Problem details – From the records below, state how many lines include the word "JSON", giving only that number.

[Items from a data source]
# # # # # # #

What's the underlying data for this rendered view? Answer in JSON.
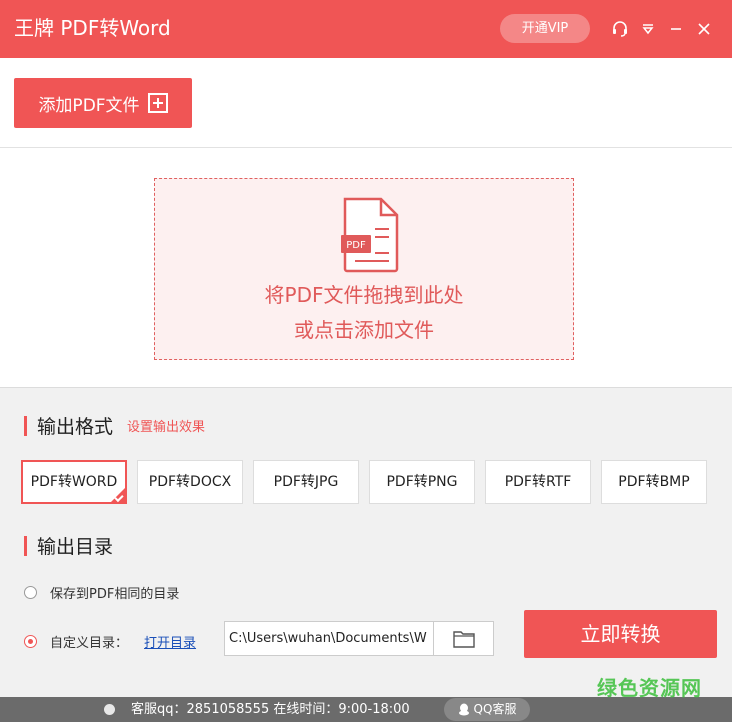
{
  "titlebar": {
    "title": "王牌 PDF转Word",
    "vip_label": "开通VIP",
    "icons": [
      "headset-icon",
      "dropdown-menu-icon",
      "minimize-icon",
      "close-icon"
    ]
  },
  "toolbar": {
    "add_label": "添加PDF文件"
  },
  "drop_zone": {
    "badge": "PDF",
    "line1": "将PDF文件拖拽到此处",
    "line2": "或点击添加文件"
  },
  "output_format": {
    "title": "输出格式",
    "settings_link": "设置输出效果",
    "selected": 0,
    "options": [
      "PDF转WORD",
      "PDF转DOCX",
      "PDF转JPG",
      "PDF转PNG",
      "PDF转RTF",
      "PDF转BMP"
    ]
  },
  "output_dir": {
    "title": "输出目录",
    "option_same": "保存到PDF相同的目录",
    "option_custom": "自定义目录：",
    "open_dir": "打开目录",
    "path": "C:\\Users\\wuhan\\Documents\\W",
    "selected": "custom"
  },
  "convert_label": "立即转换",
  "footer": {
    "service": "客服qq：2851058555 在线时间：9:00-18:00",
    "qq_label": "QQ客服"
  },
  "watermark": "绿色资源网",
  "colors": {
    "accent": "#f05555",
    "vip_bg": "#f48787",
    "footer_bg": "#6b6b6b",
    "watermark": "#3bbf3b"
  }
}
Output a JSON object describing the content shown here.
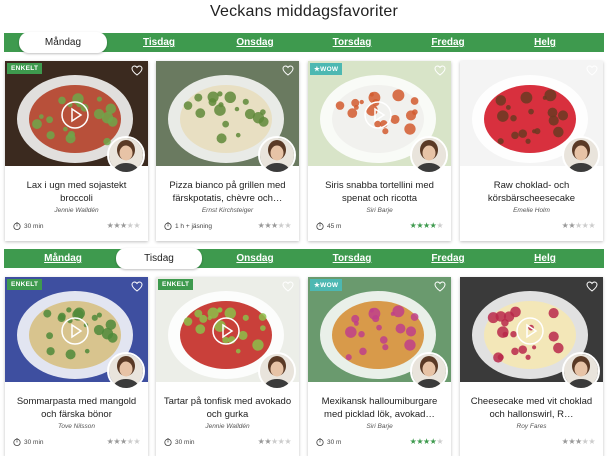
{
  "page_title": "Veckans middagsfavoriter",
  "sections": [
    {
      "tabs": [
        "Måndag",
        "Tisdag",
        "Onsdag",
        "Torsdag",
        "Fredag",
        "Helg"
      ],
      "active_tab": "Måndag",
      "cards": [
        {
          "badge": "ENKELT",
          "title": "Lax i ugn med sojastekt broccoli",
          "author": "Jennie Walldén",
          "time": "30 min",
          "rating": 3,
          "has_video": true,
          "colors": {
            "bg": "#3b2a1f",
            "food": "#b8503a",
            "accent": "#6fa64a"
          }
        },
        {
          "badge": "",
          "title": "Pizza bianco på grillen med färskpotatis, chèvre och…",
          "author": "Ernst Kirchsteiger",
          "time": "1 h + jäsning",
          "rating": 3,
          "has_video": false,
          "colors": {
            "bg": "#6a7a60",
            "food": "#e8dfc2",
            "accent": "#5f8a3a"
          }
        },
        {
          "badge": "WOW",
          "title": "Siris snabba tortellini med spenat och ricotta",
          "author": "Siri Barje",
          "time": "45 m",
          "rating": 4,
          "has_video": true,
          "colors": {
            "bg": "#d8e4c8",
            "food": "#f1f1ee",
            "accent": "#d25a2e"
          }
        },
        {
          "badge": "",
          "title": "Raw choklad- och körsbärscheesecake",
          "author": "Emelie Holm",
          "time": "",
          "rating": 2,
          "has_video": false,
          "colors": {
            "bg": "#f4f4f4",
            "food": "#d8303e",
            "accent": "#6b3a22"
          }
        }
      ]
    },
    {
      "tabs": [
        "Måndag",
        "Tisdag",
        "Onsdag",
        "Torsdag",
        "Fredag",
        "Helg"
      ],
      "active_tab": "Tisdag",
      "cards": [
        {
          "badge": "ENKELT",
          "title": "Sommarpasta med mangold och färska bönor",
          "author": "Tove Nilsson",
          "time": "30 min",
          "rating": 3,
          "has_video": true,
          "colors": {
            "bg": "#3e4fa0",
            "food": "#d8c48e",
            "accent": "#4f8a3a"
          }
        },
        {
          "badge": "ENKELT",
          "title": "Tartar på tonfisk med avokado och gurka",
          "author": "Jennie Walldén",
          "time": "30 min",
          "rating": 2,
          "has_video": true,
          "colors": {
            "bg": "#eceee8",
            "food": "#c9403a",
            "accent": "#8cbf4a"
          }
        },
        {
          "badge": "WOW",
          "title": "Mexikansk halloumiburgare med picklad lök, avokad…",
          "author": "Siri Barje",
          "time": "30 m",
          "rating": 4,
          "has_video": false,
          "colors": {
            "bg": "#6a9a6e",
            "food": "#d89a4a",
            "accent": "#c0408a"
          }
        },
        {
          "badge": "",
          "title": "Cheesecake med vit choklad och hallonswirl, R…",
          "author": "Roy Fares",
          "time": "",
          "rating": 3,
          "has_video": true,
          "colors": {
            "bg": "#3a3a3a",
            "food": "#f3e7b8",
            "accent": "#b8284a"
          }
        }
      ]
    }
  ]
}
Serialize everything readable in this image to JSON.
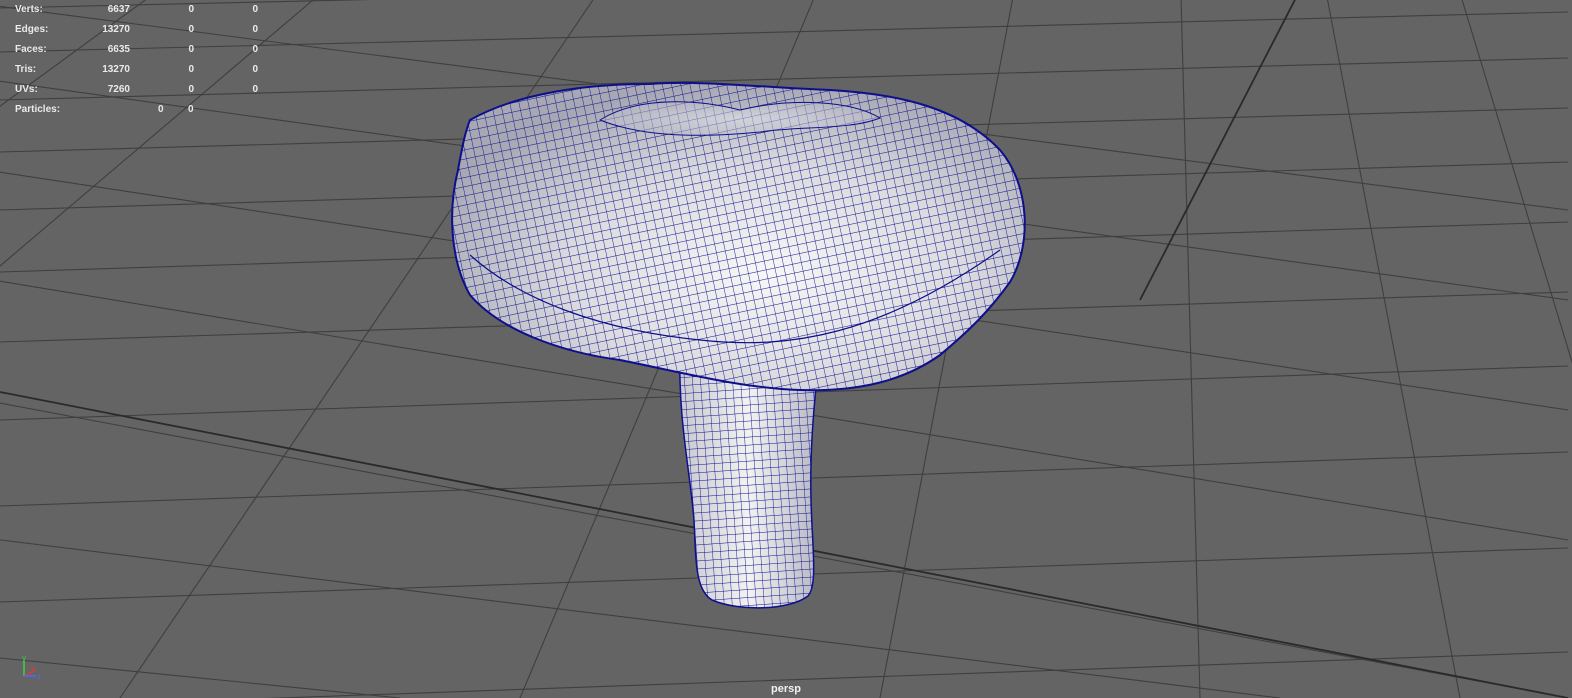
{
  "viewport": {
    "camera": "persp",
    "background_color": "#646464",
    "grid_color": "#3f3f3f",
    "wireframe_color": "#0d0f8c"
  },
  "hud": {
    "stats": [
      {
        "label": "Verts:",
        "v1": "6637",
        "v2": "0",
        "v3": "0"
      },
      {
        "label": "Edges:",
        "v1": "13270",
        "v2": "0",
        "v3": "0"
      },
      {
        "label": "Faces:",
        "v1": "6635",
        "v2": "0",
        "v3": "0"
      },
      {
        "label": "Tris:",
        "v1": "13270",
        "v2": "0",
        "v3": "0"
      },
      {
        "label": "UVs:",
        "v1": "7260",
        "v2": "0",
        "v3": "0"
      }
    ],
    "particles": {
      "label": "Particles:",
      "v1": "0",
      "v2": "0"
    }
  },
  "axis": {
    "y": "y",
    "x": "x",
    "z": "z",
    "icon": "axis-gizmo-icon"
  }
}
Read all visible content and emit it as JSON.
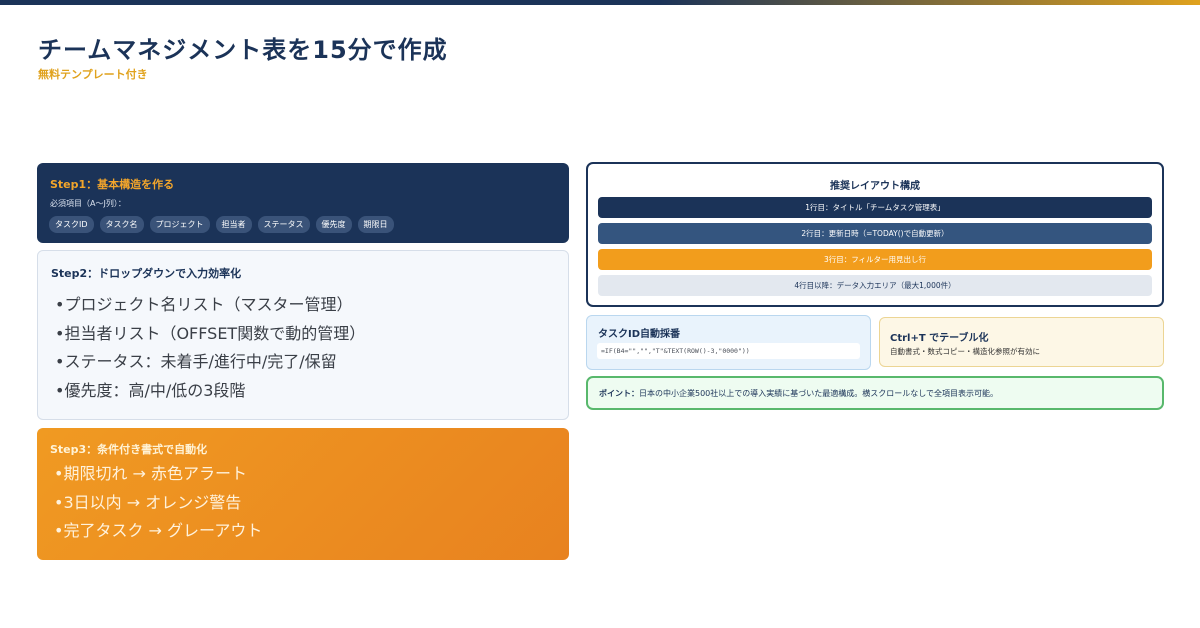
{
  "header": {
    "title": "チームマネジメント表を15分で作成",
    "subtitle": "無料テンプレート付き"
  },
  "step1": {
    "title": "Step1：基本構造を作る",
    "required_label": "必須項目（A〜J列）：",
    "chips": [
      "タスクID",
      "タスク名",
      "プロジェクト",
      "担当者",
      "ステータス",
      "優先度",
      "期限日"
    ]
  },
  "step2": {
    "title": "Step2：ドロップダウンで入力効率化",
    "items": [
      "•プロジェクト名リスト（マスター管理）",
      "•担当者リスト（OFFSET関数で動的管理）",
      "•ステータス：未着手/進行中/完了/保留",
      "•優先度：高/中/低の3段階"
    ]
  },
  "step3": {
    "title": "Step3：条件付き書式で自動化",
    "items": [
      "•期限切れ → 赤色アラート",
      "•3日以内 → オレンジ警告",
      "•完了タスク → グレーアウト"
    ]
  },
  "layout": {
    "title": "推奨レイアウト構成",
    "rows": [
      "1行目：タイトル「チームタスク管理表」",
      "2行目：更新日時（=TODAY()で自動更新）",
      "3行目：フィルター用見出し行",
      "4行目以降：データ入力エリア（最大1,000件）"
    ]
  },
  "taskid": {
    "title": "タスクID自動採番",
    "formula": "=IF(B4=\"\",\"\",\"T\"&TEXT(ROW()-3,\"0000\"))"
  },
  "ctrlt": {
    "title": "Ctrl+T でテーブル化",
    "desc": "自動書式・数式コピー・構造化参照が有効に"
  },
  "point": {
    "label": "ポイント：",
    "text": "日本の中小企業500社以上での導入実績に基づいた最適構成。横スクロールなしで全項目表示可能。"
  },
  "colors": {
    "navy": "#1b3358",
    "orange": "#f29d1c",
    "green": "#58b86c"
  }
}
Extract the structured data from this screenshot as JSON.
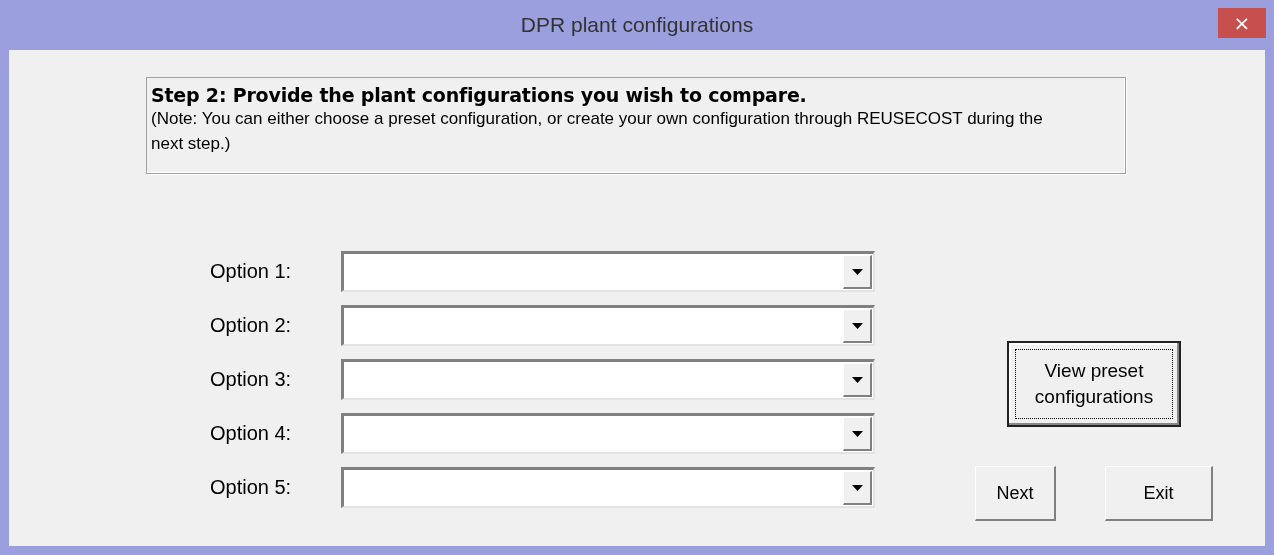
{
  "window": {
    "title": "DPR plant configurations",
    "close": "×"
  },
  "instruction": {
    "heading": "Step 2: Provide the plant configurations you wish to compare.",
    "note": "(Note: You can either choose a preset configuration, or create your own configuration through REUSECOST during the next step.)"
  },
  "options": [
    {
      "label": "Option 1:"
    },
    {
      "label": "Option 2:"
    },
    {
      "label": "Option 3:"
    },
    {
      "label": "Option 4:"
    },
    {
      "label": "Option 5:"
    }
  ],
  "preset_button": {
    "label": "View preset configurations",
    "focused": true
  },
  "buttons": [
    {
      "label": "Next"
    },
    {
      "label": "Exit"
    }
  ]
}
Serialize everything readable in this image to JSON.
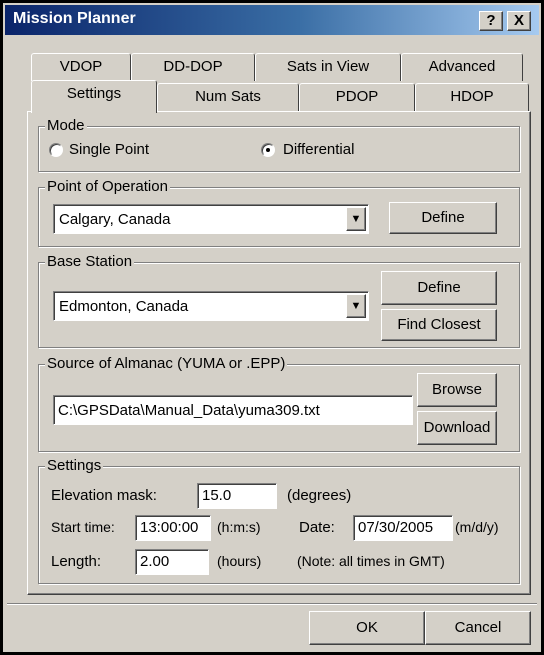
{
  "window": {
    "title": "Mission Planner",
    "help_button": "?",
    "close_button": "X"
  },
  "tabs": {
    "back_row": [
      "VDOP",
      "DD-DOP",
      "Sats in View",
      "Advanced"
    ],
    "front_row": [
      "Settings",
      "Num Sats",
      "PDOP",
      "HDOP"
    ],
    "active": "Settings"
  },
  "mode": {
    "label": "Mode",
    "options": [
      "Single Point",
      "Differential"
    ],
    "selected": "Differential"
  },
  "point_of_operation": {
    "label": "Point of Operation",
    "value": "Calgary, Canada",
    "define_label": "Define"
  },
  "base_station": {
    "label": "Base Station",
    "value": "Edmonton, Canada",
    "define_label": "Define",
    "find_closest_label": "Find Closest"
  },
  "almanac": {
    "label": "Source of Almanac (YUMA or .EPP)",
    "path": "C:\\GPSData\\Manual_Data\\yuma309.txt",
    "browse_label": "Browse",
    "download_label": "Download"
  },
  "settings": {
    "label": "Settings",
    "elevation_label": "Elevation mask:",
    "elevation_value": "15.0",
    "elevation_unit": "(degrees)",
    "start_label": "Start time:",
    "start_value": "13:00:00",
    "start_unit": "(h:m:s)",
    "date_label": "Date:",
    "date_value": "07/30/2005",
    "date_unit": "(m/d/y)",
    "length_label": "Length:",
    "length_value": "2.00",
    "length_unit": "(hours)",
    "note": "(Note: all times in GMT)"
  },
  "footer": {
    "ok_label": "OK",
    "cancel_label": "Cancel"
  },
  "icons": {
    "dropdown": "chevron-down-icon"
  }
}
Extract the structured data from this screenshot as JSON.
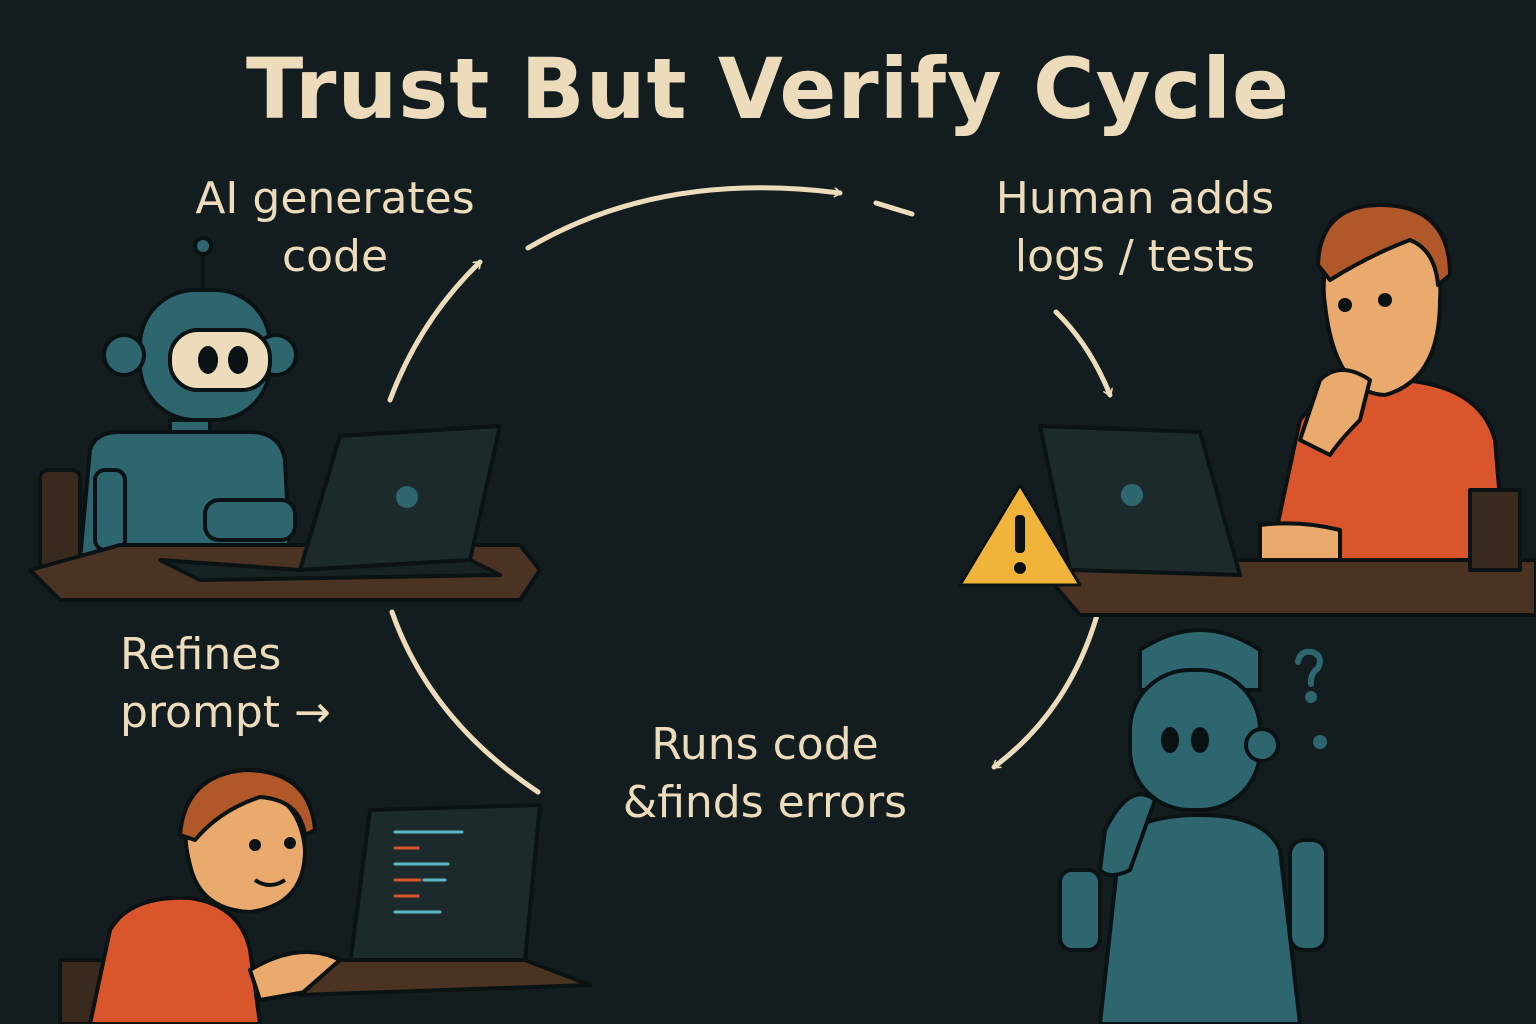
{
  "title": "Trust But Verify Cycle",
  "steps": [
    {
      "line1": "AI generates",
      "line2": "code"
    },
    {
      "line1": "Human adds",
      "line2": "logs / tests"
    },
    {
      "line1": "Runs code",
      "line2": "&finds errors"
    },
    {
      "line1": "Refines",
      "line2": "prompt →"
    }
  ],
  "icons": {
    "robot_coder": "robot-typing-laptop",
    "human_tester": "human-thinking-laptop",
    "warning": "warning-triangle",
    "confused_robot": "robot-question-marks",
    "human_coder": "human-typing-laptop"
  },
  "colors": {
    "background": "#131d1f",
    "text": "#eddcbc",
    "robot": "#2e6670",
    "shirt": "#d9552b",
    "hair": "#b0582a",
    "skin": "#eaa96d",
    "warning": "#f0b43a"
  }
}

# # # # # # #

Written response – 7